» REQUIRED ACTION:
Show every line of the records below that contains the word "Settings".
+===+
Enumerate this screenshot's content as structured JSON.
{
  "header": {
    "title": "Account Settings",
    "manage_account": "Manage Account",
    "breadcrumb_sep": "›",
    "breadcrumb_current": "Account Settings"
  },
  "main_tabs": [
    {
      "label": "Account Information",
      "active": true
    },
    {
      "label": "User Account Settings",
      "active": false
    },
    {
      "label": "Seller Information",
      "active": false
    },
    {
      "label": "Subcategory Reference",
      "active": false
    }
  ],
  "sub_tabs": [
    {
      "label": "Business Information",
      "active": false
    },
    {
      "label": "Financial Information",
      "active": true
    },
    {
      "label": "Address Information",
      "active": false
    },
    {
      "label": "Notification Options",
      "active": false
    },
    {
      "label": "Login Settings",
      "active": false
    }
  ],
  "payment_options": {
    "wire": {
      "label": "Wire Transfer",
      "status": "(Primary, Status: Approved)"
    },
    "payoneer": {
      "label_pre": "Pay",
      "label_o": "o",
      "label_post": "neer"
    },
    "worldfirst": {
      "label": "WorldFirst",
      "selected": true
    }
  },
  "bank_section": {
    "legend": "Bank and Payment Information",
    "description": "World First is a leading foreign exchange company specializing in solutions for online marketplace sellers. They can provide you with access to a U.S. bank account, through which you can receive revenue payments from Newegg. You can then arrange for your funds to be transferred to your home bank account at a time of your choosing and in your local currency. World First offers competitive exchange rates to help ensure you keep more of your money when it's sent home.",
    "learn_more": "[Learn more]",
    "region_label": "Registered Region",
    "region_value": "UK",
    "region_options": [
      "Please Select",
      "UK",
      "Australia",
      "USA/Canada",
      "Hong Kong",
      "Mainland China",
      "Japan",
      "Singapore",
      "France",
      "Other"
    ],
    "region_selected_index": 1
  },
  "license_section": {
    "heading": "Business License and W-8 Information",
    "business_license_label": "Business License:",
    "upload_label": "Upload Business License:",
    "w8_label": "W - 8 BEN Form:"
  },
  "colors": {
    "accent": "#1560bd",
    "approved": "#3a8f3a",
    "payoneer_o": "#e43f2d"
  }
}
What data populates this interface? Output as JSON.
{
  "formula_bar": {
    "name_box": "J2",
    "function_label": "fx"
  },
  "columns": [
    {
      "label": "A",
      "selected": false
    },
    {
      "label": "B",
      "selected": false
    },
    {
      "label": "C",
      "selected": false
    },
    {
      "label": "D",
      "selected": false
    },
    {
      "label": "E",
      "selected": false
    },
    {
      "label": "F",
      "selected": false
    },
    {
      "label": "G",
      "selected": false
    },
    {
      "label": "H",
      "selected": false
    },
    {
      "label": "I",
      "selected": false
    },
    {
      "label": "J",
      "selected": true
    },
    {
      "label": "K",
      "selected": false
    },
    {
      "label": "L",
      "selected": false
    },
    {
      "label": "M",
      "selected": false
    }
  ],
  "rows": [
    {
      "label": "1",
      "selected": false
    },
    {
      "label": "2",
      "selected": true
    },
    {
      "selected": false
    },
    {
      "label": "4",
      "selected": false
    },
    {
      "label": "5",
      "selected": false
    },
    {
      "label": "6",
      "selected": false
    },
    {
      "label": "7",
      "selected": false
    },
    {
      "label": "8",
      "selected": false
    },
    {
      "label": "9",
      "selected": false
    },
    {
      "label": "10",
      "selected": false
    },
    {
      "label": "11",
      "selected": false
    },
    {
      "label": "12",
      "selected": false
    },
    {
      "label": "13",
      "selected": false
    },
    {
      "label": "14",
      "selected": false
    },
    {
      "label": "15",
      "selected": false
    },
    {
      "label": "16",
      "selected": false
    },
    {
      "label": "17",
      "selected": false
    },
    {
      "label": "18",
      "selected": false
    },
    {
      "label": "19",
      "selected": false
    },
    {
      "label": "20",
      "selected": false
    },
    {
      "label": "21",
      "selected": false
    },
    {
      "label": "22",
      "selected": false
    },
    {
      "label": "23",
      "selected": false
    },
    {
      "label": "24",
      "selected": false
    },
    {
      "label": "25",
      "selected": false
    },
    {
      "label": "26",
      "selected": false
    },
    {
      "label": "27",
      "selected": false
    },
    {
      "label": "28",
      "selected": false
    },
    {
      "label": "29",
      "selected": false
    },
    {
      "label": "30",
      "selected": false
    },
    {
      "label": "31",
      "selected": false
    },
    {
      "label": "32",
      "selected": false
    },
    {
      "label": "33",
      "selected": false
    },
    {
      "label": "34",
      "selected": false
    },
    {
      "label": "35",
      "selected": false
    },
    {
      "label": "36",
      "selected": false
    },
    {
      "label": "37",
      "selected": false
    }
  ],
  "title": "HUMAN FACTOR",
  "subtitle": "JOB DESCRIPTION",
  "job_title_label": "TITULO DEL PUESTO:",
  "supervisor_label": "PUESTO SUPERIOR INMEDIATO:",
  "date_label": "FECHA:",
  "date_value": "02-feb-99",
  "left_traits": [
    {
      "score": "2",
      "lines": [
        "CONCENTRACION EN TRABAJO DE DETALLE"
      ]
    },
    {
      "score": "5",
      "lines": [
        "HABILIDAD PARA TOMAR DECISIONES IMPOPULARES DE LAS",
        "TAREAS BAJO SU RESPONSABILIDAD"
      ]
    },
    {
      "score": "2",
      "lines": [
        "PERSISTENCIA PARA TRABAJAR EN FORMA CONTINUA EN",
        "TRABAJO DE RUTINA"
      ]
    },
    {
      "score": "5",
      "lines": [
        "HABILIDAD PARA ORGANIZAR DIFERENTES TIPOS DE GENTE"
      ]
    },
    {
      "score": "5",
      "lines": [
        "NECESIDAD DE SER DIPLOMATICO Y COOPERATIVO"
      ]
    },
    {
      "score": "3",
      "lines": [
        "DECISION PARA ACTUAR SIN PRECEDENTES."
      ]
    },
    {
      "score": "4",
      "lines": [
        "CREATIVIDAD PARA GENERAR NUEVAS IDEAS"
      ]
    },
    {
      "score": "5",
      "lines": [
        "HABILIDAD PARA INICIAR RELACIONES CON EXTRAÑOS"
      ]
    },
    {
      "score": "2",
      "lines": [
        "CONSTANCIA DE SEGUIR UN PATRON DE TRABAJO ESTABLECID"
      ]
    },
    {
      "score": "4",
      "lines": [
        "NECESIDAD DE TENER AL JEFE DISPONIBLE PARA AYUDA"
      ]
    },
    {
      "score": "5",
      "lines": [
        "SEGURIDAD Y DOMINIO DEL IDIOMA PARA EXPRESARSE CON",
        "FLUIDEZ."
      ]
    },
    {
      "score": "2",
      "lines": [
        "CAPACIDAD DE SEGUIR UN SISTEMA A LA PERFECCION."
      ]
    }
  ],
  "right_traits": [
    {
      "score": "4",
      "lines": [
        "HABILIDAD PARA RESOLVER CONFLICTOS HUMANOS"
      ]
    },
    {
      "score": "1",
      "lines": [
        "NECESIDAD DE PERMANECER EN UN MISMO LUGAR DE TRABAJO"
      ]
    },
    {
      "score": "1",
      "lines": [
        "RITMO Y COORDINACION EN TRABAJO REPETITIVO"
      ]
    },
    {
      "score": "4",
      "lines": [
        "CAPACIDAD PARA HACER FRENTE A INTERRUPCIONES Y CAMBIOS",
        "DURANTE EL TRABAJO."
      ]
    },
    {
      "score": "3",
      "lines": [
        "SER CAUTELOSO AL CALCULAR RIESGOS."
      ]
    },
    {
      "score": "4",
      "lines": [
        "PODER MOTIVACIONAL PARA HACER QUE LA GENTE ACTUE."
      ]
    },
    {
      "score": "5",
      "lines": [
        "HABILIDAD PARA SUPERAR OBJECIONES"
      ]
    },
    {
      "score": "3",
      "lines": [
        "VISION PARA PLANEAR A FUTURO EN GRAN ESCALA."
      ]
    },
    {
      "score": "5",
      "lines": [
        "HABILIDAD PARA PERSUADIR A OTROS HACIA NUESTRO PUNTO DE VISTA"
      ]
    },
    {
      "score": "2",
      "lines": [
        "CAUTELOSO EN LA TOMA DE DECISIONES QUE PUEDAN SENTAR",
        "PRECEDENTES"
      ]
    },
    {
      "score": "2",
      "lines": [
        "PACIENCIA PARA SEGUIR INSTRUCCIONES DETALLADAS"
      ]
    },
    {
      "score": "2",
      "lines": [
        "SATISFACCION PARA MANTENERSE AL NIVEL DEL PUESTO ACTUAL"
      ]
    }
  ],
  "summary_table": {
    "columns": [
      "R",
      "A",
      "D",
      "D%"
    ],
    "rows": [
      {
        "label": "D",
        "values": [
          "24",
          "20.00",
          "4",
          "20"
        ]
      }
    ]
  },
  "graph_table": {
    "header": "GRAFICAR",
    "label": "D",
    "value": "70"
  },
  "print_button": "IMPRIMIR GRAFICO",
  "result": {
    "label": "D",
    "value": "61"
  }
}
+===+
» ANSWER:
    "title": "Account Settings",
    "breadcrumb_current": "Account Settings"
      "label": "User Account Settings",
      "label": "Login Settings",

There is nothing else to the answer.